Stored items from a collection
Start of Block
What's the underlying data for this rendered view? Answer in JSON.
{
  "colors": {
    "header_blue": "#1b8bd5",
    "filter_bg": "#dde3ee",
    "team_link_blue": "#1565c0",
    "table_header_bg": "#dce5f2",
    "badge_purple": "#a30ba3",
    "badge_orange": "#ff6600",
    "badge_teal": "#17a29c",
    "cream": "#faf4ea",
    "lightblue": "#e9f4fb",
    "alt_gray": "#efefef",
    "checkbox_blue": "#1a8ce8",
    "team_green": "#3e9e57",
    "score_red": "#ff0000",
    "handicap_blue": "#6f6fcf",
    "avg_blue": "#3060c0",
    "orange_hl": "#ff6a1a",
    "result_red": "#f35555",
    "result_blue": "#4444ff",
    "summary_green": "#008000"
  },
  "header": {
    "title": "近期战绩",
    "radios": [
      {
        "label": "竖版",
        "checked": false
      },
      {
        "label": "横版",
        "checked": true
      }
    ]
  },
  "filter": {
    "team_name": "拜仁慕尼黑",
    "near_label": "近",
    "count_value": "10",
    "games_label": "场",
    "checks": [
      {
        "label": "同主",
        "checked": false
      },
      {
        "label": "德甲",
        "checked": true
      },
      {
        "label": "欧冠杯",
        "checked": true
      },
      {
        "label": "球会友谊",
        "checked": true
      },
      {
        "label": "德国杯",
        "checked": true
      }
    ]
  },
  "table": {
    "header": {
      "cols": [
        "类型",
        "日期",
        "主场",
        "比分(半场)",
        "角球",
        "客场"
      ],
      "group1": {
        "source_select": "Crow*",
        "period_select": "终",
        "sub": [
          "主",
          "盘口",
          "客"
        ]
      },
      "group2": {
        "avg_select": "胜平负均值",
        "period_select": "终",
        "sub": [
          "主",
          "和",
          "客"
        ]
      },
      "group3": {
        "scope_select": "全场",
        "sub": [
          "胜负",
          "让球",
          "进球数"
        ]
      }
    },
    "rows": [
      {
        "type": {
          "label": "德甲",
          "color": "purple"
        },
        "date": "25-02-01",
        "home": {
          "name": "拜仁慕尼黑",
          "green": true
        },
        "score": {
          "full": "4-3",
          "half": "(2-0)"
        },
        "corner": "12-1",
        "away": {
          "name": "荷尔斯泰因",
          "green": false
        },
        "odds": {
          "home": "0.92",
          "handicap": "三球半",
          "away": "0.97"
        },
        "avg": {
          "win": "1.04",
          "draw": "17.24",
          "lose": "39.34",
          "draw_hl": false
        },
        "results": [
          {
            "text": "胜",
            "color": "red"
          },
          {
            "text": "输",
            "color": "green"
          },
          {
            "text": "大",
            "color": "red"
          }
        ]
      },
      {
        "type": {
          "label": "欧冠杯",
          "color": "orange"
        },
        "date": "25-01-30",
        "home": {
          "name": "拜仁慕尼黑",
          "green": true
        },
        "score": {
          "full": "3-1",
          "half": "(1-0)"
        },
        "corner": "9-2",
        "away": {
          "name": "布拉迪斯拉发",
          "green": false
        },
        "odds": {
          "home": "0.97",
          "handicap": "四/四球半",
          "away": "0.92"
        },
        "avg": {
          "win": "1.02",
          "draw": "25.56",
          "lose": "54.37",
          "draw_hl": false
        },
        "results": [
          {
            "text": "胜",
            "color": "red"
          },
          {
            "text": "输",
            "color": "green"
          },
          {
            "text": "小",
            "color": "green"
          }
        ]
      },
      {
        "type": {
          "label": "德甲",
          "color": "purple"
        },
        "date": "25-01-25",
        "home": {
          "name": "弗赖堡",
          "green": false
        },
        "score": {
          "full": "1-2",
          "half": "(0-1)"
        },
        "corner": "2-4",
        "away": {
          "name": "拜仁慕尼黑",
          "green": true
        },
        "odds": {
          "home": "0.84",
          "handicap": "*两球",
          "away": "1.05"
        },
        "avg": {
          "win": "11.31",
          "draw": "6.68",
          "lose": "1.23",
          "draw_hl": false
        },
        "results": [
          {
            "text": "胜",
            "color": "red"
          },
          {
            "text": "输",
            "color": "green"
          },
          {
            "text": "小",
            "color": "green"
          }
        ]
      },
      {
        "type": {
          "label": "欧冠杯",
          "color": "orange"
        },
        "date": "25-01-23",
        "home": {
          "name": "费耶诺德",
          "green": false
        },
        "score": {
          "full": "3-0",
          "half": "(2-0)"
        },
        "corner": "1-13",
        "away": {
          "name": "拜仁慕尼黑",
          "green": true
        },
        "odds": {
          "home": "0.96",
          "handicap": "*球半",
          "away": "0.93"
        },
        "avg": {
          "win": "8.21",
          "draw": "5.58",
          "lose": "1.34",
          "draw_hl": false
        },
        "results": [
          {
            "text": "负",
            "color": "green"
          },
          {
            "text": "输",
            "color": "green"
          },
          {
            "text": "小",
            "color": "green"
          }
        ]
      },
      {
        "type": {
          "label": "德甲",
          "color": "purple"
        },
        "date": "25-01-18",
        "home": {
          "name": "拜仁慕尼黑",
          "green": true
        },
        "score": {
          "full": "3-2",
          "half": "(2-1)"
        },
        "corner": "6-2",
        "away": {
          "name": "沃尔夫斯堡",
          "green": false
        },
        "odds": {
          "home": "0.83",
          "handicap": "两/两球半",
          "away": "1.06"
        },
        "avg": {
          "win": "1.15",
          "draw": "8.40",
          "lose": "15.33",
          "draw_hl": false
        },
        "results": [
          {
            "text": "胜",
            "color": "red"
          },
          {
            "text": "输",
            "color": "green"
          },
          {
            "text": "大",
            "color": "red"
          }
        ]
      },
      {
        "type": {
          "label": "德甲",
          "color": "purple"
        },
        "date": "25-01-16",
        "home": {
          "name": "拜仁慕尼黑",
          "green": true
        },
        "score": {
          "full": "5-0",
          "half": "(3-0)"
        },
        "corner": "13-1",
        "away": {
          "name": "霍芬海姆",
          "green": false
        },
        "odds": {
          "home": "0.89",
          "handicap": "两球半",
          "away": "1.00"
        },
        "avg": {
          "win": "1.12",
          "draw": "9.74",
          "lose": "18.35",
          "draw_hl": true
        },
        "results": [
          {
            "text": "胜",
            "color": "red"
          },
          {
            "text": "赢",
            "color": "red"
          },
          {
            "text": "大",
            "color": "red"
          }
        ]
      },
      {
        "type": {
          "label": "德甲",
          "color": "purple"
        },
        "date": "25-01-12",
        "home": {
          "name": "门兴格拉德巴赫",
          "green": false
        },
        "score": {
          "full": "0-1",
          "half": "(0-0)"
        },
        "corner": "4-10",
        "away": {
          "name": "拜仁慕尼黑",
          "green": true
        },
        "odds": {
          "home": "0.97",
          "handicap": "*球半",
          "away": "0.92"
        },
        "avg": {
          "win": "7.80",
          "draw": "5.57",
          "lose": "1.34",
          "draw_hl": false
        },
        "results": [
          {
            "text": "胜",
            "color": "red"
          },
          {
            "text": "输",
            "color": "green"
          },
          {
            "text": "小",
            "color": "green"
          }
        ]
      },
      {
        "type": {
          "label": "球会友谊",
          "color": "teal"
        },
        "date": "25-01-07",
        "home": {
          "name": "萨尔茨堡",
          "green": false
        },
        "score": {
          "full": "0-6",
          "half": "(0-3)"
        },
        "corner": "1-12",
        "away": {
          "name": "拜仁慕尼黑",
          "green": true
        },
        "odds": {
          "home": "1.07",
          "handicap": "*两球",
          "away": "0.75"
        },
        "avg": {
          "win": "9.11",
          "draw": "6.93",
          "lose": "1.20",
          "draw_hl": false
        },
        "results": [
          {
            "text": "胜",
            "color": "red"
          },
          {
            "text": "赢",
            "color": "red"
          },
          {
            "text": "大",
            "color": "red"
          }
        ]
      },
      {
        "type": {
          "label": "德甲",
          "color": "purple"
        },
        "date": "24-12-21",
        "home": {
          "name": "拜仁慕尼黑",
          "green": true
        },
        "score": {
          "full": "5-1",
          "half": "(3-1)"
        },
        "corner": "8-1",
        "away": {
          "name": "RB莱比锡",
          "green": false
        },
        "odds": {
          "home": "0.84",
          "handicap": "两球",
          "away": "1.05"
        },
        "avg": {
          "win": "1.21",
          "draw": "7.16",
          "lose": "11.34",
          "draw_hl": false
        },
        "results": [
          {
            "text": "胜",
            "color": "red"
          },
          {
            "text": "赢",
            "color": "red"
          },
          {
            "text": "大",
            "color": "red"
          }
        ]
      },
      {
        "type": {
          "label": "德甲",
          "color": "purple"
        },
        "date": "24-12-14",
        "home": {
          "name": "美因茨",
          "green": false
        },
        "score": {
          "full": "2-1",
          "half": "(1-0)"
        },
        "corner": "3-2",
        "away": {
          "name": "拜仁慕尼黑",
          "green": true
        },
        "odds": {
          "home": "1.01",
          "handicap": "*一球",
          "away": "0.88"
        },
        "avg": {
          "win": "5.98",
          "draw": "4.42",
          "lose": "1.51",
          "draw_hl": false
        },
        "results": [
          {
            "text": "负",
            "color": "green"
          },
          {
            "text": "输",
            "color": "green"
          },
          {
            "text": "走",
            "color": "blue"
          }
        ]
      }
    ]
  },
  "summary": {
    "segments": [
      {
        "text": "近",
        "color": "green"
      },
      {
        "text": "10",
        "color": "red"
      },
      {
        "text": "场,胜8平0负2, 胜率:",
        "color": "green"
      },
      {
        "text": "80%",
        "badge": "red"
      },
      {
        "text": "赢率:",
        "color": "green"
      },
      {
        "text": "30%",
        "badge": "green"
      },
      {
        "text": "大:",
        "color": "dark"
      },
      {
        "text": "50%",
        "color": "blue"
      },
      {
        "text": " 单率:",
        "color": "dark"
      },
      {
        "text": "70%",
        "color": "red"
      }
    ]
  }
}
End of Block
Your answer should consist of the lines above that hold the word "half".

          "half": "(2-0)"
          "half": "(1-0)"
          "half": "(0-1)"
          "half": "(2-0)"
          "half": "(2-1)"
          "half": "(3-0)"
          "half": "(0-0)"
          "half": "(0-3)"
          "half": "(3-1)"
          "half": "(1-0)"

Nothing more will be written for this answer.